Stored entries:
--------------------------------
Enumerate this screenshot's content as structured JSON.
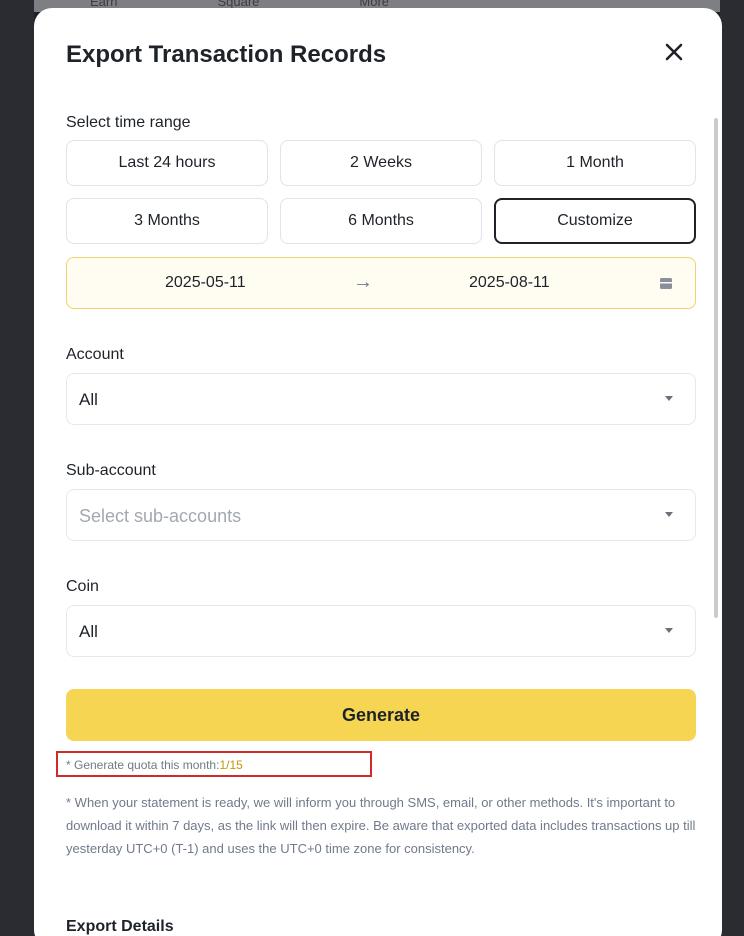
{
  "background_nav": [
    "Earn",
    "Square",
    "More"
  ],
  "modal": {
    "title": "Export Transaction Records",
    "close_icon": "close-icon"
  },
  "time_range": {
    "label": "Select time range",
    "options": [
      "Last 24 hours",
      "2 Weeks",
      "1 Month",
      "3 Months",
      "6 Months",
      "Customize"
    ],
    "selected": "Customize",
    "start_date": "2025-05-11",
    "end_date": "2025-08-11",
    "arrow": "→",
    "calendar_icon": "calendar-icon"
  },
  "account": {
    "label": "Account",
    "value": "All"
  },
  "sub_account": {
    "label": "Sub-account",
    "placeholder": "Select sub-accounts"
  },
  "coin": {
    "label": "Coin",
    "value": "All"
  },
  "generate_label": "Generate",
  "quota": {
    "prefix": "* Generate quota this month:",
    "count": "1/15"
  },
  "note": "* When your statement is ready, we will inform you through SMS, email, or other methods. It's important to download it within 7 days, as the link will then expire. Be aware that exported data includes transactions up till yesterday UTC+0 (T-1) and uses the UTC+0 time zone for consistency.",
  "bottom_label": "Export Details",
  "colors": {
    "accent": "#f6d552",
    "highlight_border": "#d02b2b",
    "quota_count": "#c99400"
  }
}
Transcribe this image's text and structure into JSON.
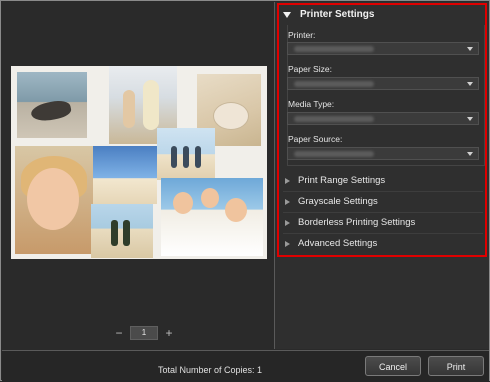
{
  "preview": {
    "page_number": "1",
    "prev_symbol": "−",
    "next_symbol": "+"
  },
  "settings": {
    "printer_settings": {
      "title": "Printer Settings",
      "fields": [
        {
          "label": "Printer:"
        },
        {
          "label": "Paper Size:"
        },
        {
          "label": "Media Type:"
        },
        {
          "label": "Paper Source:"
        }
      ]
    },
    "sections": [
      {
        "label": "Print Range Settings"
      },
      {
        "label": "Grayscale Settings"
      },
      {
        "label": "Borderless Printing Settings"
      },
      {
        "label": "Advanced Settings"
      }
    ]
  },
  "footer": {
    "copies_text": "Total Number of Copies:  1",
    "cancel_label": "Cancel",
    "print_label": "Print"
  },
  "colors": {
    "highlight_border": "#e00000"
  }
}
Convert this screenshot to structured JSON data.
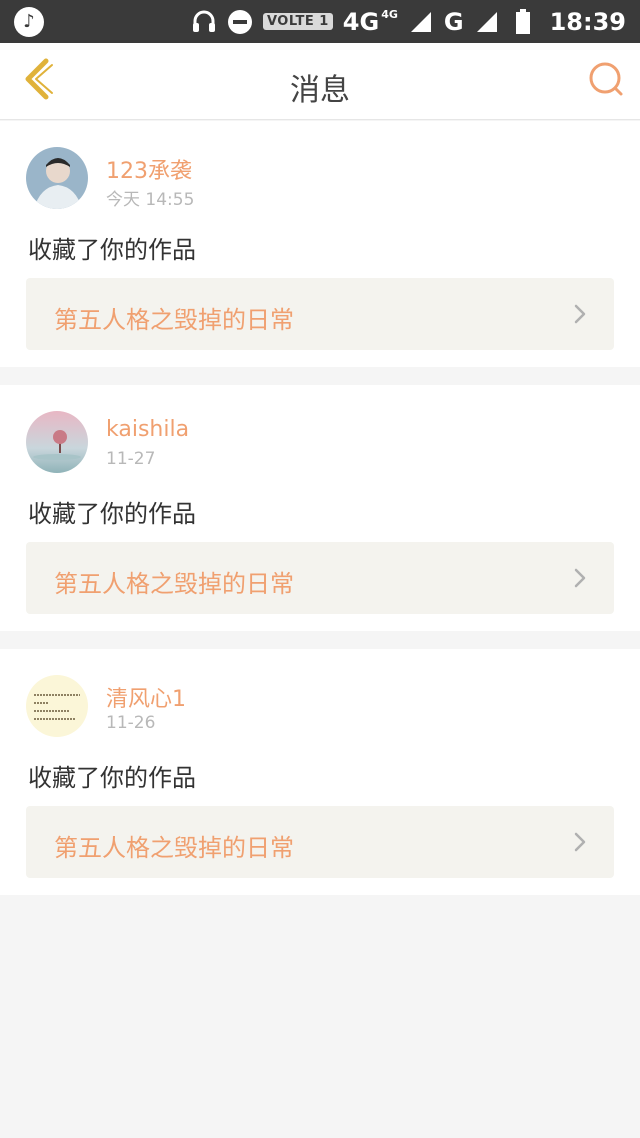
{
  "status_bar": {
    "network_4g": "4G",
    "network_4g_small": "4G",
    "network_g": "G",
    "volte": "VOLTE 1",
    "time": "18:39"
  },
  "header": {
    "title": "消息"
  },
  "notifications": [
    {
      "username": "123承袭",
      "time": "今天 14:55",
      "action": "收藏了你的作品",
      "work_title": "第五人格之毁掉的日常"
    },
    {
      "username": "kaishila",
      "time": "11-27",
      "action": "收藏了你的作品",
      "work_title": "第五人格之毁掉的日常"
    },
    {
      "username": "清风心1",
      "time": "11-26",
      "action": "收藏了你的作品",
      "work_title": "第五人格之毁掉的日常"
    }
  ],
  "colors": {
    "accent": "#f0a070",
    "back_icon": "#e0b23a",
    "background": "#f5f5f5",
    "status_bar": "#3a3a3a"
  }
}
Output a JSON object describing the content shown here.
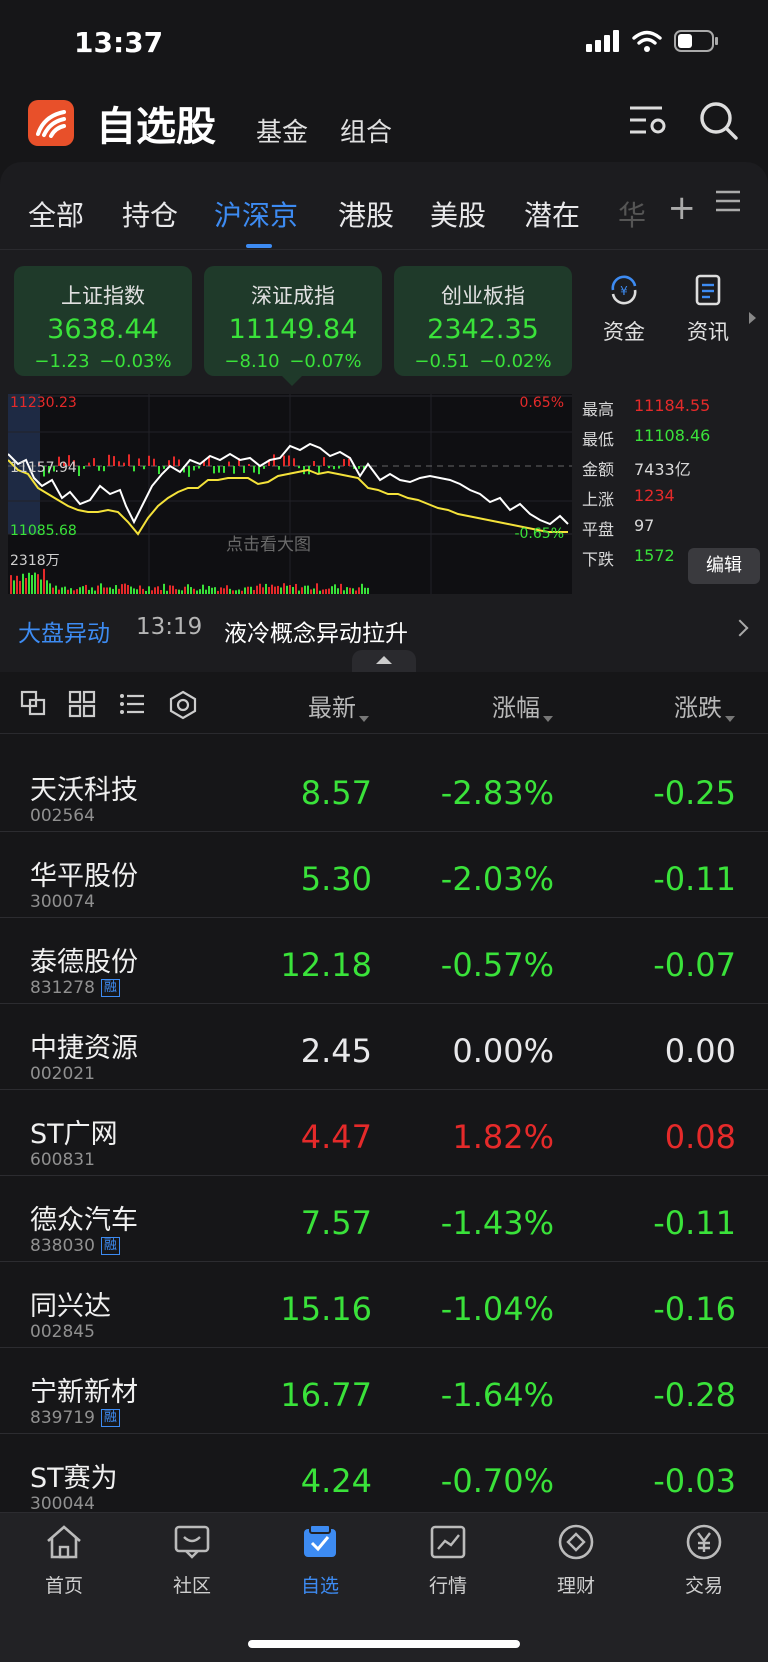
{
  "status": {
    "time": "13:37"
  },
  "app": {
    "title": "自选股",
    "tab_fund": "基金",
    "tab_combo": "组合"
  },
  "tabs": [
    "全部",
    "持仓",
    "沪深京",
    "港股",
    "美股",
    "潜在",
    "华"
  ],
  "indices": [
    {
      "name": "上证指数",
      "value": "3638.44",
      "change": "−1.23",
      "pct": "−0.03%"
    },
    {
      "name": "深证成指",
      "value": "11149.84",
      "change": "−8.10",
      "pct": "−0.07%"
    },
    {
      "name": "创业板指",
      "value": "2342.35",
      "change": "−0.51",
      "pct": "−0.02%"
    }
  ],
  "shortcuts": {
    "funds": "资金",
    "news": "资讯"
  },
  "chart": {
    "top_value": "11230.23",
    "mid_value": "11157.94",
    "bottom_value": "11085.68",
    "top_pct": "0.65%",
    "bottom_pct": "-0.65%",
    "volume_label": "2318万",
    "overlay": "点击看大图"
  },
  "stats": [
    {
      "key": "最高",
      "value": "11184.55",
      "color": "#e52a2a"
    },
    {
      "key": "最低",
      "value": "11108.46",
      "color": "#3ae23a"
    },
    {
      "key": "金额",
      "value": "7433亿",
      "color": "#d8d8d8"
    },
    {
      "key": "上涨",
      "value": "1234",
      "color": "#e52a2a"
    },
    {
      "key": "平盘",
      "value": "97",
      "color": "#d8d8d8"
    },
    {
      "key": "下跌",
      "value": "1572",
      "color": "#3ae23a"
    }
  ],
  "edit_label": "编辑",
  "news": {
    "tag": "大盘异动",
    "time": "13:19",
    "text": "液冷概念异动拉升"
  },
  "columns": {
    "latest": "最新",
    "pct": "涨幅",
    "chg": "涨跌"
  },
  "stocks": [
    {
      "name": "天沃科技",
      "code": "002564",
      "rong": "",
      "price": "8.57",
      "pct": "-2.83%",
      "chg": "-0.25",
      "trend": "down"
    },
    {
      "name": "华平股份",
      "code": "300074",
      "rong": "",
      "price": "5.30",
      "pct": "-2.03%",
      "chg": "-0.11",
      "trend": "down"
    },
    {
      "name": "泰德股份",
      "code": "831278",
      "rong": "融",
      "price": "12.18",
      "pct": "-0.57%",
      "chg": "-0.07",
      "trend": "down"
    },
    {
      "name": "中捷资源",
      "code": "002021",
      "rong": "",
      "price": "2.45",
      "pct": "0.00%",
      "chg": "0.00",
      "trend": "flat"
    },
    {
      "name": "ST广网",
      "code": "600831",
      "rong": "",
      "price": "4.47",
      "pct": "1.82%",
      "chg": "0.08",
      "trend": "up"
    },
    {
      "name": "德众汽车",
      "code": "838030",
      "rong": "融",
      "price": "7.57",
      "pct": "-1.43%",
      "chg": "-0.11",
      "trend": "down"
    },
    {
      "name": "同兴达",
      "code": "002845",
      "rong": "",
      "price": "15.16",
      "pct": "-1.04%",
      "chg": "-0.16",
      "trend": "down"
    },
    {
      "name": "宁新新材",
      "code": "839719",
      "rong": "融",
      "price": "16.77",
      "pct": "-1.64%",
      "chg": "-0.28",
      "trend": "down"
    },
    {
      "name": "ST赛为",
      "code": "300044",
      "rong": "",
      "price": "4.24",
      "pct": "-0.70%",
      "chg": "-0.03",
      "trend": "down"
    }
  ],
  "nav": [
    {
      "label": "首页",
      "icon": "home-icon"
    },
    {
      "label": "社区",
      "icon": "chat-icon"
    },
    {
      "label": "自选",
      "icon": "watchlist-icon"
    },
    {
      "label": "行情",
      "icon": "market-icon"
    },
    {
      "label": "理财",
      "icon": "diamond-icon"
    },
    {
      "label": "交易",
      "icon": "yen-icon"
    }
  ],
  "colors": {
    "up": "#e52a2a",
    "down": "#3ae23a",
    "flat": "#e8e8ea",
    "accent": "#3d8bf2"
  }
}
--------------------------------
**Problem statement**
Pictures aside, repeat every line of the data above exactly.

**Solution for this task**
Enumerate this screenshot's content as structured JSON.
{
  "background_nav": [
    "Earn",
    "Square",
    "More"
  ],
  "modal": {
    "title": "Export Transaction Records",
    "close_icon": "close-icon"
  },
  "time_range": {
    "label": "Select time range",
    "options": [
      "Last 24 hours",
      "2 Weeks",
      "1 Month",
      "3 Months",
      "6 Months",
      "Customize"
    ],
    "selected": "Customize",
    "start_date": "2025-05-11",
    "end_date": "2025-08-11",
    "arrow": "→",
    "calendar_icon": "calendar-icon"
  },
  "account": {
    "label": "Account",
    "value": "All"
  },
  "sub_account": {
    "label": "Sub-account",
    "placeholder": "Select sub-accounts"
  },
  "coin": {
    "label": "Coin",
    "value": "All"
  },
  "generate_label": "Generate",
  "quota": {
    "prefix": "* Generate quota this month:",
    "count": "1/15"
  },
  "note": "* When your statement is ready, we will inform you through SMS, email, or other methods. It's important to download it within 7 days, as the link will then expire. Be aware that exported data includes transactions up till yesterday UTC+0 (T-1) and uses the UTC+0 time zone for consistency.",
  "bottom_label": "Export Details",
  "colors": {
    "accent": "#f6d552",
    "highlight_border": "#d02b2b",
    "quota_count": "#c99400"
  }
}
Transcribe this image's text and structure into JSON.
{
  "preview": {
    "page_number": "1",
    "prev_symbol": "−",
    "next_symbol": "+"
  },
  "settings": {
    "printer_settings": {
      "title": "Printer Settings",
      "fields": [
        {
          "label": "Printer:"
        },
        {
          "label": "Paper Size:"
        },
        {
          "label": "Media Type:"
        },
        {
          "label": "Paper Source:"
        }
      ]
    },
    "sections": [
      {
        "label": "Print Range Settings"
      },
      {
        "label": "Grayscale Settings"
      },
      {
        "label": "Borderless Printing Settings"
      },
      {
        "label": "Advanced Settings"
      }
    ]
  },
  "footer": {
    "copies_text": "Total Number of Copies:  1",
    "cancel_label": "Cancel",
    "print_label": "Print"
  },
  "colors": {
    "highlight_border": "#e00000"
  }
}
Convert this screenshot to structured JSON data.
{
  "status_bar": {
    "network_4g": "4G",
    "network_4g_small": "4G",
    "network_g": "G",
    "volte": "VOLTE 1",
    "time": "18:39"
  },
  "header": {
    "title": "消息"
  },
  "notifications": [
    {
      "username": "123承袭",
      "time": "今天 14:55",
      "action": "收藏了你的作品",
      "work_title": "第五人格之毁掉的日常"
    },
    {
      "username": "kaishila",
      "time": "11-27",
      "action": "收藏了你的作品",
      "work_title": "第五人格之毁掉的日常"
    },
    {
      "username": "清风心1",
      "time": "11-26",
      "action": "收藏了你的作品",
      "work_title": "第五人格之毁掉的日常"
    }
  ],
  "colors": {
    "accent": "#f0a070",
    "back_icon": "#e0b23a",
    "background": "#f5f5f5",
    "status_bar": "#3a3a3a"
  }
}
Output a JSON object describing the content shown here.
{
  "status": {
    "time": "13:37"
  },
  "app": {
    "title": "自选股",
    "tab_fund": "基金",
    "tab_combo": "组合"
  },
  "tabs": [
    "全部",
    "持仓",
    "沪深京",
    "港股",
    "美股",
    "潜在",
    "华"
  ],
  "indices": [
    {
      "name": "上证指数",
      "value": "3638.44",
      "change": "−1.23",
      "pct": "−0.03%"
    },
    {
      "name": "深证成指",
      "value": "11149.84",
      "change": "−8.10",
      "pct": "−0.07%"
    },
    {
      "name": "创业板指",
      "value": "2342.35",
      "change": "−0.51",
      "pct": "−0.02%"
    }
  ],
  "shortcuts": {
    "funds": "资金",
    "news": "资讯"
  },
  "chart": {
    "top_value": "11230.23",
    "mid_value": "11157.94",
    "bottom_value": "11085.68",
    "top_pct": "0.65%",
    "bottom_pct": "-0.65%",
    "volume_label": "2318万",
    "overlay": "点击看大图"
  },
  "stats": [
    {
      "key": "最高",
      "value": "11184.55",
      "color": "#e52a2a"
    },
    {
      "key": "最低",
      "value": "11108.46",
      "color": "#3ae23a"
    },
    {
      "key": "金额",
      "value": "7433亿",
      "color": "#d8d8d8"
    },
    {
      "key": "上涨",
      "value": "1234",
      "color": "#e52a2a"
    },
    {
      "key": "平盘",
      "value": "97",
      "color": "#d8d8d8"
    },
    {
      "key": "下跌",
      "value": "1572",
      "color": "#3ae23a"
    }
  ],
  "edit_label": "编辑",
  "news": {
    "tag": "大盘异动",
    "time": "13:19",
    "text": "液冷概念异动拉升"
  },
  "columns": {
    "latest": "最新",
    "pct": "涨幅",
    "chg": "涨跌"
  },
  "stocks": [
    {
      "name": "天沃科技",
      "code": "002564",
      "rong": "",
      "price": "8.57",
      "pct": "-2.83%",
      "chg": "-0.25",
      "trend": "down"
    },
    {
      "name": "华平股份",
      "code": "300074",
      "rong": "",
      "price": "5.30",
      "pct": "-2.03%",
      "chg": "-0.11",
      "trend": "down"
    },
    {
      "name": "泰德股份",
      "code": "831278",
      "rong": "融",
      "price": "12.18",
      "pct": "-0.57%",
      "chg": "-0.07",
      "trend": "down"
    },
    {
      "name": "中捷资源",
      "code": "002021",
      "rong": "",
      "price": "2.45",
      "pct": "0.00%",
      "chg": "0.00",
      "trend": "flat"
    },
    {
      "name": "ST广网",
      "code": "600831",
      "rong": "",
      "price": "4.47",
      "pct": "1.82%",
      "chg": "0.08",
      "trend": "up"
    },
    {
      "name": "德众汽车",
      "code": "838030",
      "rong": "融",
      "price": "7.57",
      "pct": "-1.43%",
      "chg": "-0.11",
      "trend": "down"
    },
    {
      "name": "同兴达",
      "code": "002845",
      "rong": "",
      "price": "15.16",
      "pct": "-1.04%",
      "chg": "-0.16",
      "trend": "down"
    },
    {
      "name": "宁新新材",
      "code": "839719",
      "rong": "融",
      "price": "16.77",
      "pct": "-1.64%",
      "chg": "-0.28",
      "trend": "down"
    },
    {
      "name": "ST赛为",
      "code": "300044",
      "rong": "",
      "price": "4.24",
      "pct": "-0.70%",
      "chg": "-0.03",
      "trend": "down"
    }
  ],
  "nav": [
    {
      "label": "首页",
      "icon": "home-icon"
    },
    {
      "label": "社区",
      "icon": "chat-icon"
    },
    {
      "label": "自选",
      "icon": "watchlist-icon"
    },
    {
      "label": "行情",
      "icon": "market-icon"
    },
    {
      "label": "理财",
      "icon": "diamond-icon"
    },
    {
      "label": "交易",
      "icon": "yen-icon"
    }
  ],
  "colors": {
    "up": "#e52a2a",
    "down": "#3ae23a",
    "flat": "#e8e8ea",
    "accent": "#3d8bf2"
  }
}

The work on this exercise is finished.